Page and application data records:
━━━━━━━━━━━━━━━━━━━━━━━━━━━━━━

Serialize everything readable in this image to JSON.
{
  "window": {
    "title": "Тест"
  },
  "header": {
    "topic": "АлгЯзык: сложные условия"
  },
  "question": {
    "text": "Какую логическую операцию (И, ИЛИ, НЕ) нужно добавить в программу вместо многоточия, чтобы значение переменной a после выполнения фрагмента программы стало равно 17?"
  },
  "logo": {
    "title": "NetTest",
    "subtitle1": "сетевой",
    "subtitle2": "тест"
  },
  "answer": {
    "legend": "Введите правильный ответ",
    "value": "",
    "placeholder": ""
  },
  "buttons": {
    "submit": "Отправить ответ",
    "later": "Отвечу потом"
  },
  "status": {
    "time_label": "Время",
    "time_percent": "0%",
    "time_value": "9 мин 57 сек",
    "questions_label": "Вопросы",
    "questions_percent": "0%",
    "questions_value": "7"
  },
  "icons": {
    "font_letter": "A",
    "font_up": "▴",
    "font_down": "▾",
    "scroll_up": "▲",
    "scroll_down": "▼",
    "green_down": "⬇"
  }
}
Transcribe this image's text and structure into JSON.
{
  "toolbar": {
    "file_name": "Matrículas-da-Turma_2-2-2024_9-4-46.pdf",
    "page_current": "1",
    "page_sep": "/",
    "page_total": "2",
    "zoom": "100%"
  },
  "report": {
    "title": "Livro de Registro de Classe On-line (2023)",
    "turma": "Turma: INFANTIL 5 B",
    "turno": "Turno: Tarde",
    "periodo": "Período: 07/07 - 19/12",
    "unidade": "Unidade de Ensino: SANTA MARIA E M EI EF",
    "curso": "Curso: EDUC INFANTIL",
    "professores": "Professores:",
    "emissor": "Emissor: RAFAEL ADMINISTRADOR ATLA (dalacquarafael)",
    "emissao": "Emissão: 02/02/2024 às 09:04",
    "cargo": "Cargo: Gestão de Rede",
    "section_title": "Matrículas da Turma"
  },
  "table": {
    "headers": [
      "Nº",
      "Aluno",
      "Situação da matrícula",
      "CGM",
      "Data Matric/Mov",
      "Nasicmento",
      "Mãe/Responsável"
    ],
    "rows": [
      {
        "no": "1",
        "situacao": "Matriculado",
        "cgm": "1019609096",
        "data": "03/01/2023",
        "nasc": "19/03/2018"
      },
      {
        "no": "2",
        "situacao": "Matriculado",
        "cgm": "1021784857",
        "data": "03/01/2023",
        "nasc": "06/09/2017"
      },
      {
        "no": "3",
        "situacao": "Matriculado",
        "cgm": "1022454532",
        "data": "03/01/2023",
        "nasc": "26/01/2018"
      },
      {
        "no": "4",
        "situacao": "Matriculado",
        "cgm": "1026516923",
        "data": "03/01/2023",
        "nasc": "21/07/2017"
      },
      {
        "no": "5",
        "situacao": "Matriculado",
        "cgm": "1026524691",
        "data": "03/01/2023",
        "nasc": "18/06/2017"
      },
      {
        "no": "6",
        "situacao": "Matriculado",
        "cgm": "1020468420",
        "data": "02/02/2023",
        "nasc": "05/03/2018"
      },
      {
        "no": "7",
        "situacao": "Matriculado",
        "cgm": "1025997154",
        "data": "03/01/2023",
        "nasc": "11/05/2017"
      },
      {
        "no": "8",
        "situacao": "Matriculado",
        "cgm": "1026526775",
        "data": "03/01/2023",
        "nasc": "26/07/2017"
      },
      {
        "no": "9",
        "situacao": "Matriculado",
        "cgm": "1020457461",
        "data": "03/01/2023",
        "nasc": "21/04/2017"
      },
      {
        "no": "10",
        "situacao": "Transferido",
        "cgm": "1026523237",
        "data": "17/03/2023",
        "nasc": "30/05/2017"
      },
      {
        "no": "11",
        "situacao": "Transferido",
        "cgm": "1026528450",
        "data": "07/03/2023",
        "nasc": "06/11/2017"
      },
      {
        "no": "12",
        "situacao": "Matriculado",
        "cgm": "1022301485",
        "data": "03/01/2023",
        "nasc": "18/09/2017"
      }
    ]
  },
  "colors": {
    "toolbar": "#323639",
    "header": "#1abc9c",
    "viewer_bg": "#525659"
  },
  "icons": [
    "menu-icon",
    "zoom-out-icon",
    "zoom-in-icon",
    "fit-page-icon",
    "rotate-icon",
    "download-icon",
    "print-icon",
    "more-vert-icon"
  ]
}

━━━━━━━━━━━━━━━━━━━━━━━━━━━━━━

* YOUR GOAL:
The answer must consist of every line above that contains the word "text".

* EXERCISE RESULT:
    "text": "Какую логическую операцию (И, ИЛИ, НЕ) нужно добавить в программу вместо многоточия, чтобы значение переменной a после выполнения фрагмента программы стало равно 17?"
Transcribe this image's text and structure into JSON.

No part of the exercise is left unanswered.